New Research Confirms Mediterranean Diet Is Good For The Brain
September 3, 2013

New Research Confirms Mediterranean Diet Is Good For The Brain

Lee Rannals for - Your Universe Online

The Mediterranean diet has been known for its ability to trim fat and build up a six-pack, but a new study shows that it does not just benefit the body, but the mind as well.

Researchers confirmed what some scientists already believed, which is that a Mediterranean diet has a positive impact on cognitive function. This study was the first systematic review of related research, adding more weight to the evidence that this diet is good for the brain.

A team from the University of Exeter Medical School carried out the study and published their findings in the journal Epidemiology. They analyzed 12 eligible pieces of research: 11 observational studies and one randomized control trial. Researchers found in nine out of the 12 studies a higher adherence to a Mediterranean diet was associated with better cognitive function, lower rates of cognitive decline and a reduced risk of Alzheimer's disease.

Mediterranean diets consist of higher levels of olive oil, vegetables, fruit and fish, and also include a lower intake of meat and dairy products.

"Mediterranean food is both delicious and nutritious, and our systematic review shows it may help to protect the aging brain by reducing the risk of dementia," said researcher Iliana Lourida, who led the study. "While the link between adherence to a Mediterranean diet and dementia risk is not new, ours is the first study to systematically analyze all existing evidence."

She said that their review highlights inconsistencies in the literature and the need for future research.

"In particular research is needed to clarify the association with mild cognitive impairment and vascular dementia. It is also important to note that while observational studies provide suggestive evidence we now need randomized controlled trials to confirm whether or not adherence to a Mediterranean diet protects against dementia," Lourida wrote.

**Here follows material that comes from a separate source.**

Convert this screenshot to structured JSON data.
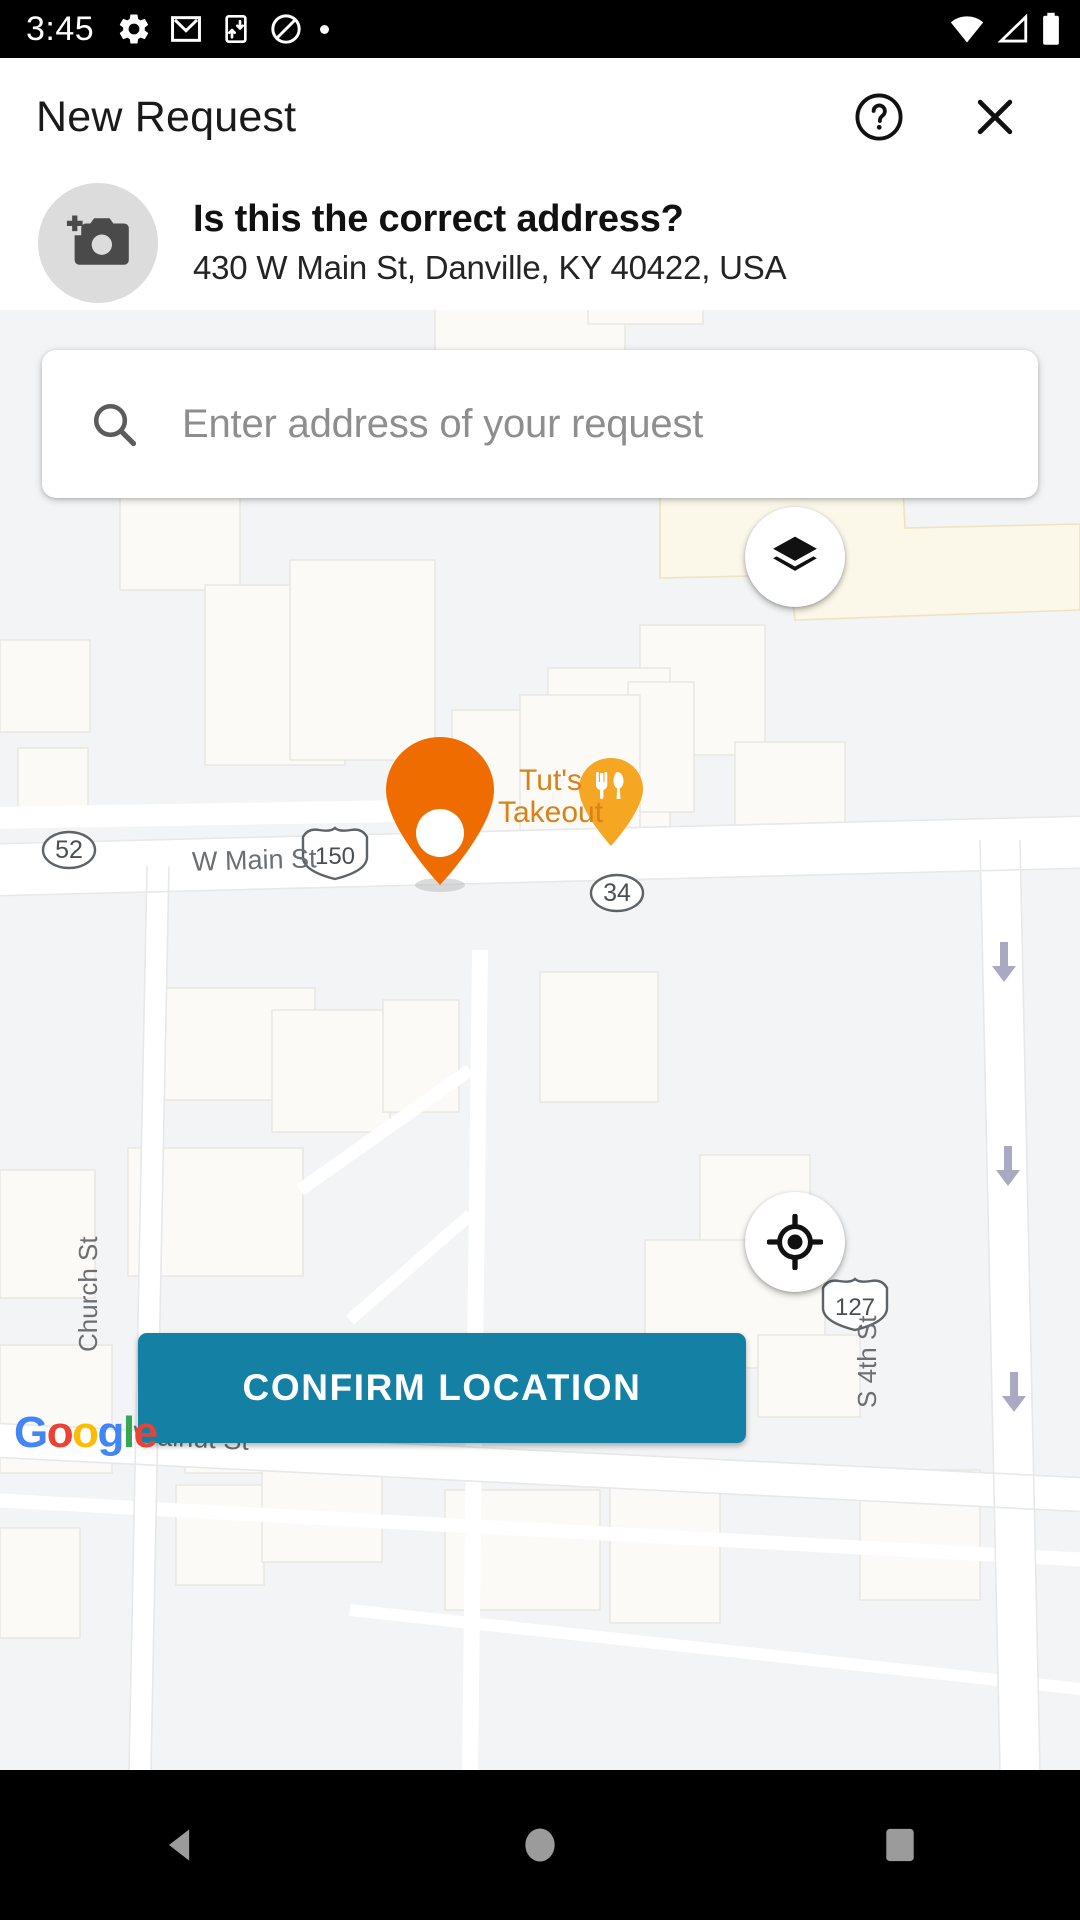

Researchers said back in April that people were 19 percent less likely to develop problems with thinking or memory skills when they were on a Mediterranean diet. In May, scientists from the Mayo Clinic noted that this type of diet helps the aging brain.

However, it isn't just brain function scientists are ranting and raving about with this diet.

Two separate studies published in August showed that the diet is associated with a lower risk of stroke, as well as a lower risk of type 2 diabetes.